[Excerpts from an interface dataset]
# # # # # # #
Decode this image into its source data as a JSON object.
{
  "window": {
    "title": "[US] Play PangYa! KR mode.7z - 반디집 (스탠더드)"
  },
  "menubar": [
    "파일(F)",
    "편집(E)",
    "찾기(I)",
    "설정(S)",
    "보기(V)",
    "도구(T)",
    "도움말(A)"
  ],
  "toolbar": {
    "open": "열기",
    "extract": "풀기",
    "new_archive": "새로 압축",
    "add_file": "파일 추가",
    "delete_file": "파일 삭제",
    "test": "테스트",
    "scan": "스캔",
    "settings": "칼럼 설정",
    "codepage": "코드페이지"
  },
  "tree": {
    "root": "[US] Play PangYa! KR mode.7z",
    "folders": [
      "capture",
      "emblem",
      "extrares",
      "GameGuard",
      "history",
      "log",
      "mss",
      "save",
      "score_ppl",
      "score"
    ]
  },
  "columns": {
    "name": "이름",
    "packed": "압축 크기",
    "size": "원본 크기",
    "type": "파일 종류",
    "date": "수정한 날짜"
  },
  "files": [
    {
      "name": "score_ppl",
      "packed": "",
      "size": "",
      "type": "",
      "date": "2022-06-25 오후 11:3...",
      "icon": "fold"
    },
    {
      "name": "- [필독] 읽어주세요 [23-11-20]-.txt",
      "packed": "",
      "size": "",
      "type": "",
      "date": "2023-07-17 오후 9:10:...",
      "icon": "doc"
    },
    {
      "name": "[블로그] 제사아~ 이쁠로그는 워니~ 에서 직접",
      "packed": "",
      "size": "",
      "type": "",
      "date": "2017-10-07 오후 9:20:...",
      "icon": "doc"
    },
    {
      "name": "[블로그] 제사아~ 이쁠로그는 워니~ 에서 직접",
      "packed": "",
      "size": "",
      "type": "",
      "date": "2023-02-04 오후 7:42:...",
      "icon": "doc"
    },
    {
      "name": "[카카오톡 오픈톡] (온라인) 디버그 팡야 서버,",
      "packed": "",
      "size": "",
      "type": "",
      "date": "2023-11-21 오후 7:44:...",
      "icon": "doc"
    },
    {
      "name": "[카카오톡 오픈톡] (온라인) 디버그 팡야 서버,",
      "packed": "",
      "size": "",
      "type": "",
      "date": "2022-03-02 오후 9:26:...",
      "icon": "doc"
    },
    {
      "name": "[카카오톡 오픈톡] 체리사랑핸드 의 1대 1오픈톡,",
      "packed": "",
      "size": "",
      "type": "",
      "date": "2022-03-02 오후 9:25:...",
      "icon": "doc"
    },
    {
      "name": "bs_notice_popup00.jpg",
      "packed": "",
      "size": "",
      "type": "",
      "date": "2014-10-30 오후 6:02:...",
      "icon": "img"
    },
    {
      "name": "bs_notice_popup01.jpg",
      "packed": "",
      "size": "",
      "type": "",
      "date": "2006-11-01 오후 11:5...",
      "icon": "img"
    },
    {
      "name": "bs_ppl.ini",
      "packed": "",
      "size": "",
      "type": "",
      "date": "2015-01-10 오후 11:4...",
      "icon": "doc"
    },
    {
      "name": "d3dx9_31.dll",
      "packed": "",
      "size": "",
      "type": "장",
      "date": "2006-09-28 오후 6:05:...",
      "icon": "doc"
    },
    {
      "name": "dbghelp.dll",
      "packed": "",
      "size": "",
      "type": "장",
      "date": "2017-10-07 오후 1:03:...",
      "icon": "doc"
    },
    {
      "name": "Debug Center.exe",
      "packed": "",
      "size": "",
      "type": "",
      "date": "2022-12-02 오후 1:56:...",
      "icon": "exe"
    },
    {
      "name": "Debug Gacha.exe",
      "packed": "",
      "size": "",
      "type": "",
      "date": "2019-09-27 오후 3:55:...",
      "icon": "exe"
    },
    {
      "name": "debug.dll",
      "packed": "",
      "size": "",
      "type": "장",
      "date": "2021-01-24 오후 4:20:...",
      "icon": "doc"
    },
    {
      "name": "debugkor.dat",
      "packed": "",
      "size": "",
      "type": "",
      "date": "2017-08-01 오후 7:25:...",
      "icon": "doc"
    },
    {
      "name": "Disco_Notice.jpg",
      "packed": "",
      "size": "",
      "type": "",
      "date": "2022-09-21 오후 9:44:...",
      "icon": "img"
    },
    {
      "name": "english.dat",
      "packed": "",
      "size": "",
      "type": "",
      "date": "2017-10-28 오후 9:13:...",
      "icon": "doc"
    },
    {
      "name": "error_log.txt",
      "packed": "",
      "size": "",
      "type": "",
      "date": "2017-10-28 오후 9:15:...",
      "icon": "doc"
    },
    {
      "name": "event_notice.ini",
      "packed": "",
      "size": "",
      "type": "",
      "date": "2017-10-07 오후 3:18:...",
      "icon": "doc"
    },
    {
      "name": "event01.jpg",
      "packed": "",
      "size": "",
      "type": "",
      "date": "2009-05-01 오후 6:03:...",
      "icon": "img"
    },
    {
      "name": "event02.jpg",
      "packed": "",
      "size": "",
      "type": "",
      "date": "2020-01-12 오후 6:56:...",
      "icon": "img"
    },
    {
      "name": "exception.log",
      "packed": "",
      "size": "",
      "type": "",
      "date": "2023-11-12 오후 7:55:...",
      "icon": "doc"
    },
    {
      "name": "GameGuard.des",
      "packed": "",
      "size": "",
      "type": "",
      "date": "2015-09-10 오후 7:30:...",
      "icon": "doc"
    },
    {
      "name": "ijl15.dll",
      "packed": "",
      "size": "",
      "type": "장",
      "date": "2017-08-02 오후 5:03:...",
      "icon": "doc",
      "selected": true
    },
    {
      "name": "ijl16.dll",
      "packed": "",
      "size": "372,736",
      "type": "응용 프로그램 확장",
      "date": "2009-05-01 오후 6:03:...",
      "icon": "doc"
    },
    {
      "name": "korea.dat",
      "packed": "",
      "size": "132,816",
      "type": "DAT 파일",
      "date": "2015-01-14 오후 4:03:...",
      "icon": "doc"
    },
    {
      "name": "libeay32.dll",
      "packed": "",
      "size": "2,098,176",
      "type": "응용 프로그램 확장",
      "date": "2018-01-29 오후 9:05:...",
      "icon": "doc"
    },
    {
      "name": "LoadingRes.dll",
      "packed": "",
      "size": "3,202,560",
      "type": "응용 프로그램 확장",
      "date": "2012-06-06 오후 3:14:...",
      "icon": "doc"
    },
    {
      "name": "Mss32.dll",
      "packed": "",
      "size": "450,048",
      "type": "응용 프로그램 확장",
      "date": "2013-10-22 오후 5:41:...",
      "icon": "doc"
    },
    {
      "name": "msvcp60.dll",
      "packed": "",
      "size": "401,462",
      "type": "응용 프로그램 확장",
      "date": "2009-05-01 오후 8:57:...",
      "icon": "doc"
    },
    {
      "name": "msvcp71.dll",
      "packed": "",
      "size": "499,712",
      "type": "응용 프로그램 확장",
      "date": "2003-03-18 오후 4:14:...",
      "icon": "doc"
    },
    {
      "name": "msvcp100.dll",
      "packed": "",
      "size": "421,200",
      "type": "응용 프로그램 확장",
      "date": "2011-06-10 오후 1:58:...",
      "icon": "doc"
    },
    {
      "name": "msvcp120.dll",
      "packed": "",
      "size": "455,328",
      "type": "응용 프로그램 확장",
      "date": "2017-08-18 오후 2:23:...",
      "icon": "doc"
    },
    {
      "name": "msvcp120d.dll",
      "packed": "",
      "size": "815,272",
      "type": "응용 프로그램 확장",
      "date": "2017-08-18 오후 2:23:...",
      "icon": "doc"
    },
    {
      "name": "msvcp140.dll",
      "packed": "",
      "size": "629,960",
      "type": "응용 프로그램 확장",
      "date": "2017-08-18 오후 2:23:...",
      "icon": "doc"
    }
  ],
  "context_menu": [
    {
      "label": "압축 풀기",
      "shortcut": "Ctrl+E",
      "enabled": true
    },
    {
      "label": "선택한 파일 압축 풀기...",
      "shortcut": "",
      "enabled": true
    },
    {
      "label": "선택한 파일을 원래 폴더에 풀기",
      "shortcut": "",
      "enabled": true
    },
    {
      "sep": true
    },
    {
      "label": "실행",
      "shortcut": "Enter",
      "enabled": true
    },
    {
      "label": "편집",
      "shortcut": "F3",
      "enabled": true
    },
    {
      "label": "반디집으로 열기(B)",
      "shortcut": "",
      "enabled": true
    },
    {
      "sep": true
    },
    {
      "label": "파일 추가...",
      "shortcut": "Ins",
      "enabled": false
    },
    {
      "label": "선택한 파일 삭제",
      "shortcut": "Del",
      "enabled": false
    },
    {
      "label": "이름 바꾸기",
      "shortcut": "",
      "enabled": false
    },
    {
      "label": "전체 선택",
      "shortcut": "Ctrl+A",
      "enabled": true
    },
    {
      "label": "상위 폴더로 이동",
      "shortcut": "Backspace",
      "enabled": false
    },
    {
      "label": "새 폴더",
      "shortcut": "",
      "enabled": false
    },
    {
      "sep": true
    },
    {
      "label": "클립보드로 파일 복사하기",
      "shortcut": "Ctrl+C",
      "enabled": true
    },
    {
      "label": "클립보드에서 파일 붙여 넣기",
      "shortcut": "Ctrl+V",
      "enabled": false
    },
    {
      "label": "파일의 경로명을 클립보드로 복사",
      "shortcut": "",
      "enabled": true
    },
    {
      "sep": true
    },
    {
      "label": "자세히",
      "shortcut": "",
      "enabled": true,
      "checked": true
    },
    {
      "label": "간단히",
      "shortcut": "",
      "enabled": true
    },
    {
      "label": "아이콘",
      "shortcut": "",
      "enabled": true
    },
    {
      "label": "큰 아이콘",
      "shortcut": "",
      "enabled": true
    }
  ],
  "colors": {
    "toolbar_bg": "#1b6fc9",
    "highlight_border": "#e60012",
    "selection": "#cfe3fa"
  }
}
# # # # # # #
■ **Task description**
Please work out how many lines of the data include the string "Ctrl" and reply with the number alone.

■ **Solution to this task**
4